• [Task goal] Across the listing below, state how many lines hold the string "select"; write nothing but that number.

• [Provided data]
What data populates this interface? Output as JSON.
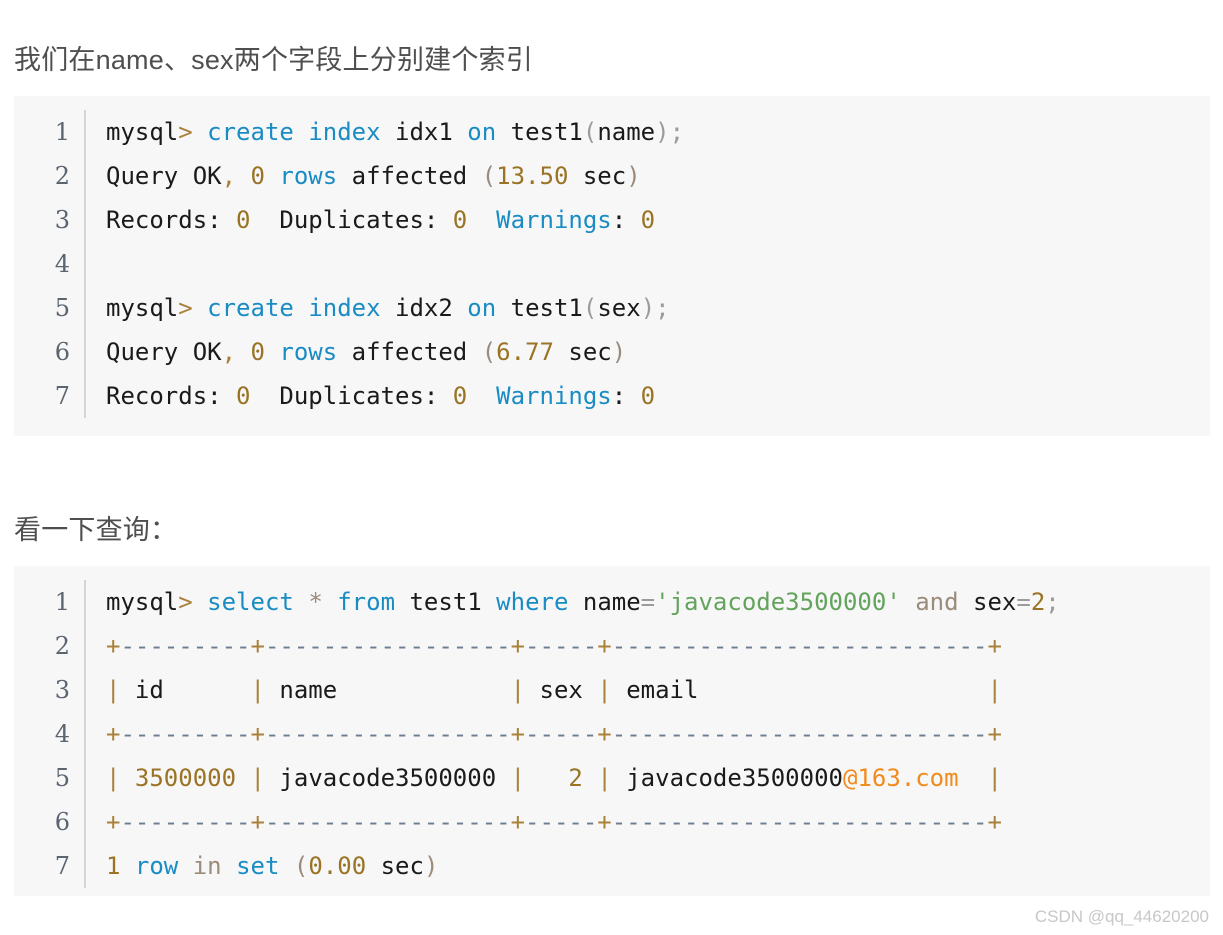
{
  "document": {
    "paragraph_1": "我们在name、sex两个字段上分别建个索引",
    "paragraph_2": "看一下查询："
  },
  "code_block_1": {
    "language": "sql",
    "line_numbers": [
      "1",
      "2",
      "3",
      "4",
      "5",
      "6",
      "7"
    ],
    "lines": [
      {
        "number": "1",
        "text": "mysql> create index idx1 on test1(name);",
        "tokens": [
          {
            "t": "mysql",
            "c": "plain"
          },
          {
            "t": ">",
            "c": "op"
          },
          {
            "t": " ",
            "c": "plain"
          },
          {
            "t": "create",
            "c": "kw"
          },
          {
            "t": " ",
            "c": "plain"
          },
          {
            "t": "index",
            "c": "kw"
          },
          {
            "t": " idx1 ",
            "c": "plain"
          },
          {
            "t": "on",
            "c": "kw"
          },
          {
            "t": " test1",
            "c": "plain"
          },
          {
            "t": "(",
            "c": "punc"
          },
          {
            "t": "name",
            "c": "plain"
          },
          {
            "t": ");",
            "c": "punc"
          }
        ]
      },
      {
        "number": "2",
        "text": "Query OK, 0 rows affected (13.50 sec)",
        "tokens": [
          {
            "t": "Query OK",
            "c": "plain"
          },
          {
            "t": ",",
            "c": "op"
          },
          {
            "t": " ",
            "c": "plain"
          },
          {
            "t": "0",
            "c": "num"
          },
          {
            "t": " ",
            "c": "plain"
          },
          {
            "t": "rows",
            "c": "kw"
          },
          {
            "t": " affected ",
            "c": "plain"
          },
          {
            "t": "(",
            "c": "com"
          },
          {
            "t": "13.50",
            "c": "num"
          },
          {
            "t": " ",
            "c": "plain"
          },
          {
            "t": "sec",
            "c": "plain"
          },
          {
            "t": ")",
            "c": "com"
          }
        ]
      },
      {
        "number": "3",
        "text": "Records: 0  Duplicates: 0  Warnings: 0",
        "tokens": [
          {
            "t": "Records: ",
            "c": "plain"
          },
          {
            "t": "0",
            "c": "num"
          },
          {
            "t": "  Duplicates: ",
            "c": "plain"
          },
          {
            "t": "0",
            "c": "num"
          },
          {
            "t": "  ",
            "c": "plain"
          },
          {
            "t": "Warnings",
            "c": "kw"
          },
          {
            "t": ": ",
            "c": "plain"
          },
          {
            "t": "0",
            "c": "num"
          }
        ]
      },
      {
        "number": "4",
        "text": "",
        "tokens": []
      },
      {
        "number": "5",
        "text": "mysql> create index idx2 on test1(sex);",
        "tokens": [
          {
            "t": "mysql",
            "c": "plain"
          },
          {
            "t": ">",
            "c": "op"
          },
          {
            "t": " ",
            "c": "plain"
          },
          {
            "t": "create",
            "c": "kw"
          },
          {
            "t": " ",
            "c": "plain"
          },
          {
            "t": "index",
            "c": "kw"
          },
          {
            "t": " idx2 ",
            "c": "plain"
          },
          {
            "t": "on",
            "c": "kw"
          },
          {
            "t": " test1",
            "c": "plain"
          },
          {
            "t": "(",
            "c": "punc"
          },
          {
            "t": "sex",
            "c": "plain"
          },
          {
            "t": ");",
            "c": "punc"
          }
        ]
      },
      {
        "number": "6",
        "text": "Query OK, 0 rows affected (6.77 sec)",
        "tokens": [
          {
            "t": "Query OK",
            "c": "plain"
          },
          {
            "t": ",",
            "c": "op"
          },
          {
            "t": " ",
            "c": "plain"
          },
          {
            "t": "0",
            "c": "num"
          },
          {
            "t": " ",
            "c": "plain"
          },
          {
            "t": "rows",
            "c": "kw"
          },
          {
            "t": " affected ",
            "c": "plain"
          },
          {
            "t": "(",
            "c": "com"
          },
          {
            "t": "6.77",
            "c": "num"
          },
          {
            "t": " ",
            "c": "plain"
          },
          {
            "t": "sec",
            "c": "plain"
          },
          {
            "t": ")",
            "c": "com"
          }
        ]
      },
      {
        "number": "7",
        "text": "Records: 0  Duplicates: 0  Warnings: 0",
        "tokens": [
          {
            "t": "Records: ",
            "c": "plain"
          },
          {
            "t": "0",
            "c": "num"
          },
          {
            "t": "  Duplicates: ",
            "c": "plain"
          },
          {
            "t": "0",
            "c": "num"
          },
          {
            "t": "  ",
            "c": "plain"
          },
          {
            "t": "Warnings",
            "c": "kw"
          },
          {
            "t": ": ",
            "c": "plain"
          },
          {
            "t": "0",
            "c": "num"
          }
        ]
      }
    ]
  },
  "code_block_2": {
    "language": "sql",
    "line_numbers": [
      "1",
      "2",
      "3",
      "4",
      "5",
      "6",
      "7"
    ],
    "lines": [
      {
        "number": "1",
        "text": "mysql> select * from test1 where name='javacode3500000' and sex=2;",
        "tokens": [
          {
            "t": "mysql",
            "c": "plain"
          },
          {
            "t": ">",
            "c": "op"
          },
          {
            "t": " ",
            "c": "plain"
          },
          {
            "t": "select",
            "c": "kw"
          },
          {
            "t": " ",
            "c": "plain"
          },
          {
            "t": "*",
            "c": "com"
          },
          {
            "t": " ",
            "c": "plain"
          },
          {
            "t": "from",
            "c": "kw"
          },
          {
            "t": " test1 ",
            "c": "plain"
          },
          {
            "t": "where",
            "c": "kw"
          },
          {
            "t": " name",
            "c": "plain"
          },
          {
            "t": "=",
            "c": "punc"
          },
          {
            "t": "'javacode3500000'",
            "c": "str"
          },
          {
            "t": " ",
            "c": "plain"
          },
          {
            "t": "and",
            "c": "com"
          },
          {
            "t": " sex",
            "c": "plain"
          },
          {
            "t": "=",
            "c": "punc"
          },
          {
            "t": "2",
            "c": "num"
          },
          {
            "t": ";",
            "c": "punc"
          }
        ]
      },
      {
        "number": "2",
        "text": "+---------+-----------------+-----+--------------------------+",
        "tokens": [
          {
            "t": "+",
            "c": "bar"
          },
          {
            "t": "---------",
            "c": "dash"
          },
          {
            "t": "+",
            "c": "bar"
          },
          {
            "t": "-----------------",
            "c": "dash"
          },
          {
            "t": "+",
            "c": "bar"
          },
          {
            "t": "-----",
            "c": "dash"
          },
          {
            "t": "+",
            "c": "bar"
          },
          {
            "t": "--------------------------",
            "c": "dash"
          },
          {
            "t": "+",
            "c": "bar"
          }
        ]
      },
      {
        "number": "3",
        "text": "| id      | name            | sex | email                    |",
        "tokens": [
          {
            "t": "|",
            "c": "bar"
          },
          {
            "t": " id      ",
            "c": "plain"
          },
          {
            "t": "|",
            "c": "bar"
          },
          {
            "t": " name            ",
            "c": "plain"
          },
          {
            "t": "|",
            "c": "bar"
          },
          {
            "t": " sex ",
            "c": "plain"
          },
          {
            "t": "|",
            "c": "bar"
          },
          {
            "t": " email                    ",
            "c": "plain"
          },
          {
            "t": "|",
            "c": "bar"
          }
        ]
      },
      {
        "number": "4",
        "text": "+---------+-----------------+-----+--------------------------+",
        "tokens": [
          {
            "t": "+",
            "c": "bar"
          },
          {
            "t": "---------",
            "c": "dash"
          },
          {
            "t": "+",
            "c": "bar"
          },
          {
            "t": "-----------------",
            "c": "dash"
          },
          {
            "t": "+",
            "c": "bar"
          },
          {
            "t": "-----",
            "c": "dash"
          },
          {
            "t": "+",
            "c": "bar"
          },
          {
            "t": "--------------------------",
            "c": "dash"
          },
          {
            "t": "+",
            "c": "bar"
          }
        ]
      },
      {
        "number": "5",
        "text": "| 3500000 | javacode3500000 |   2 | javacode3500000@163.com  |",
        "tokens": [
          {
            "t": "|",
            "c": "bar"
          },
          {
            "t": " ",
            "c": "plain"
          },
          {
            "t": "3500000",
            "c": "num"
          },
          {
            "t": " ",
            "c": "plain"
          },
          {
            "t": "|",
            "c": "bar"
          },
          {
            "t": " javacode3500000 ",
            "c": "plain"
          },
          {
            "t": "|",
            "c": "bar"
          },
          {
            "t": "   ",
            "c": "plain"
          },
          {
            "t": "2",
            "c": "num"
          },
          {
            "t": " ",
            "c": "plain"
          },
          {
            "t": "|",
            "c": "bar"
          },
          {
            "t": " javacode3500000",
            "c": "plain"
          },
          {
            "t": "@163.com",
            "c": "at"
          },
          {
            "t": "  ",
            "c": "plain"
          },
          {
            "t": "|",
            "c": "bar"
          }
        ]
      },
      {
        "number": "6",
        "text": "+---------+-----------------+-----+--------------------------+",
        "tokens": [
          {
            "t": "+",
            "c": "bar"
          },
          {
            "t": "---------",
            "c": "dash"
          },
          {
            "t": "+",
            "c": "bar"
          },
          {
            "t": "-----------------",
            "c": "dash"
          },
          {
            "t": "+",
            "c": "bar"
          },
          {
            "t": "-----",
            "c": "dash"
          },
          {
            "t": "+",
            "c": "bar"
          },
          {
            "t": "--------------------------",
            "c": "dash"
          },
          {
            "t": "+",
            "c": "bar"
          }
        ]
      },
      {
        "number": "7",
        "text": "1 row in set (0.00 sec)",
        "tokens": [
          {
            "t": "1",
            "c": "num"
          },
          {
            "t": " ",
            "c": "plain"
          },
          {
            "t": "row",
            "c": "kw"
          },
          {
            "t": " ",
            "c": "plain"
          },
          {
            "t": "in",
            "c": "com"
          },
          {
            "t": " ",
            "c": "plain"
          },
          {
            "t": "set",
            "c": "kw"
          },
          {
            "t": " ",
            "c": "plain"
          },
          {
            "t": "(",
            "c": "com"
          },
          {
            "t": "0.00",
            "c": "num"
          },
          {
            "t": " ",
            "c": "plain"
          },
          {
            "t": "sec",
            "c": "plain"
          },
          {
            "t": ")",
            "c": "com"
          }
        ]
      }
    ]
  },
  "query_result": {
    "type": "table",
    "columns": [
      "id",
      "name",
      "sex",
      "email"
    ],
    "rows": [
      [
        "3500000",
        "javacode3500000",
        "2",
        "javacode3500000@163.com"
      ]
    ],
    "row_count_text": "1 row in set (0.00 sec)"
  },
  "watermark": {
    "text": "CSDN @qq_44620200"
  },
  "colors": {
    "page_background": "#ffffff",
    "code_background": "#f7f7f8",
    "prose_text": "#4f4f4f",
    "code_text": "#1a1a1a",
    "gutter_text": "#5b6570",
    "gutter_divider": "#d2d6da",
    "keyword": "#1a8cc4",
    "number": "#9a7424",
    "string": "#63a35c",
    "comment": "#9b8b7a",
    "punctuation": "#9b9b9b",
    "operator": "#a9813a",
    "at_domain": "#f08b1d",
    "table_bar": "#a9813a",
    "table_dash": "#6b7c93",
    "watermark": "#c8c8c8"
  }
}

• [Output of the task] 2